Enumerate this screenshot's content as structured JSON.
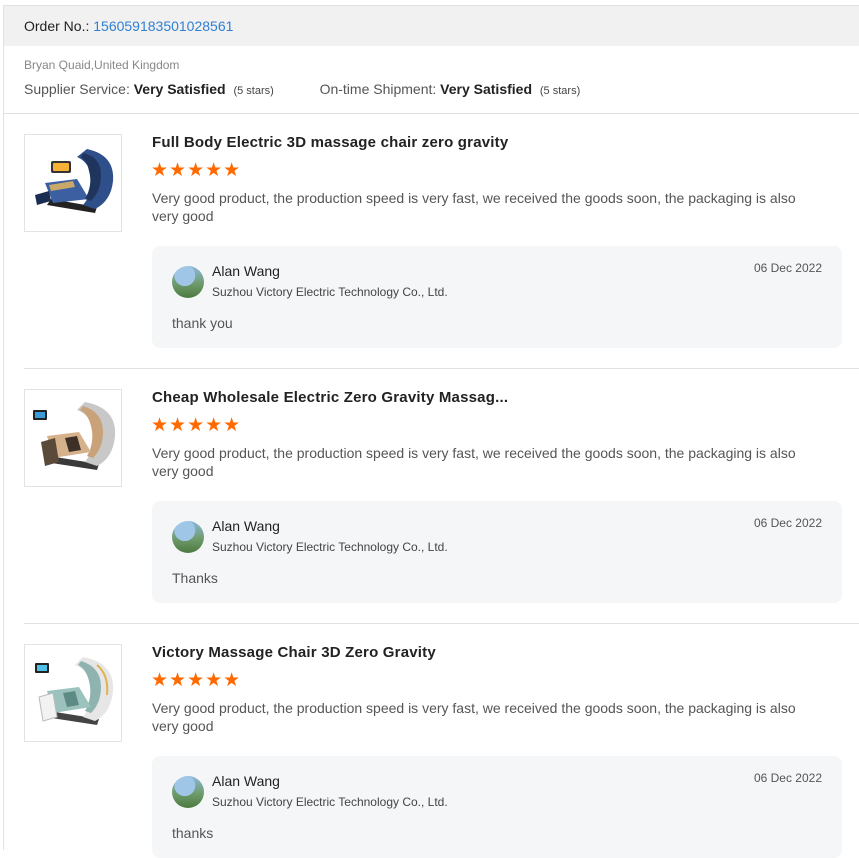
{
  "order": {
    "label": "Order No.:",
    "number": "156059183501028561"
  },
  "buyer": "Bryan Quaid,United Kingdom",
  "ratings": {
    "supplier_label": "Supplier Service:",
    "supplier_value": "Very Satisfied",
    "supplier_stars": "(5 stars)",
    "shipment_label": "On-time Shipment:",
    "shipment_value": "Very Satisfied",
    "shipment_stars": "(5 stars)"
  },
  "reviews": [
    {
      "product": "Full Body Electric 3D massage chair zero gravity",
      "stars": "★★★★★",
      "rating": 5,
      "text": "Very good product, the production speed is very fast, we received the goods soon, the packaging is also very good",
      "reply": {
        "name": "Alan Wang",
        "company": "Suzhou Victory Electric Technology Co., Ltd.",
        "date": "06 Dec 2022",
        "message": "thank you"
      }
    },
    {
      "product": "Cheap Wholesale Electric Zero Gravity Massag...",
      "stars": "★★★★★",
      "rating": 5,
      "text": "Very good product, the production speed is very fast, we received the goods soon, the packaging is also very good",
      "reply": {
        "name": "Alan Wang",
        "company": "Suzhou Victory Electric Technology Co., Ltd.",
        "date": "06 Dec 2022",
        "message": "Thanks"
      }
    },
    {
      "product": "Victory Massage Chair 3D Zero Gravity",
      "stars": "★★★★★",
      "rating": 5,
      "text": "Very good product, the production speed is very fast, we received the goods soon, the packaging is also very good",
      "reply": {
        "name": "Alan Wang",
        "company": "Suzhou Victory Electric Technology Co., Ltd.",
        "date": "06 Dec 2022",
        "message": "thanks"
      }
    }
  ],
  "colors": {
    "accent_link": "#2f7fd2",
    "star": "#ff6a00"
  }
}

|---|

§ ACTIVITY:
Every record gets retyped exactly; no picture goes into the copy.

§ SOLUTION FOR THIS EXERCISE:
Enumerate this screenshot's content as structured JSON.
{
  "order": {
    "label": "Order No.:",
    "number": "156059183501028561"
  },
  "buyer": "Bryan Quaid,United Kingdom",
  "ratings": {
    "supplier_label": "Supplier Service:",
    "supplier_value": "Very Satisfied",
    "supplier_stars": "(5 stars)",
    "shipment_label": "On-time Shipment:",
    "shipment_value": "Very Satisfied",
    "shipment_stars": "(5 stars)"
  },
  "reviews": [
    {
      "product": "Full Body Electric 3D massage chair zero gravity",
      "stars": "★★★★★",
      "rating": 5,
      "text": "Very good product, the production speed is very fast, we received the goods soon, the packaging is also very good",
      "reply": {
        "name": "Alan Wang",
        "company": "Suzhou Victory Electric Technology Co., Ltd.",
        "date": "06 Dec 2022",
        "message": "thank you"
      }
    },
    {
      "product": "Cheap Wholesale Electric Zero Gravity Massag...",
      "stars": "★★★★★",
      "rating": 5,
      "text": "Very good product, the production speed is very fast, we received the goods soon, the packaging is also very good",
      "reply": {
        "name": "Alan Wang",
        "company": "Suzhou Victory Electric Technology Co., Ltd.",
        "date": "06 Dec 2022",
        "message": "Thanks"
      }
    },
    {
      "product": "Victory Massage Chair 3D Zero Gravity",
      "stars": "★★★★★",
      "rating": 5,
      "text": "Very good product, the production speed is very fast, we received the goods soon, the packaging is also very good",
      "reply": {
        "name": "Alan Wang",
        "company": "Suzhou Victory Electric Technology Co., Ltd.",
        "date": "06 Dec 2022",
        "message": "thanks"
      }
    }
  ],
  "colors": {
    "accent_link": "#2f7fd2",
    "star": "#ff6a00"
  }
}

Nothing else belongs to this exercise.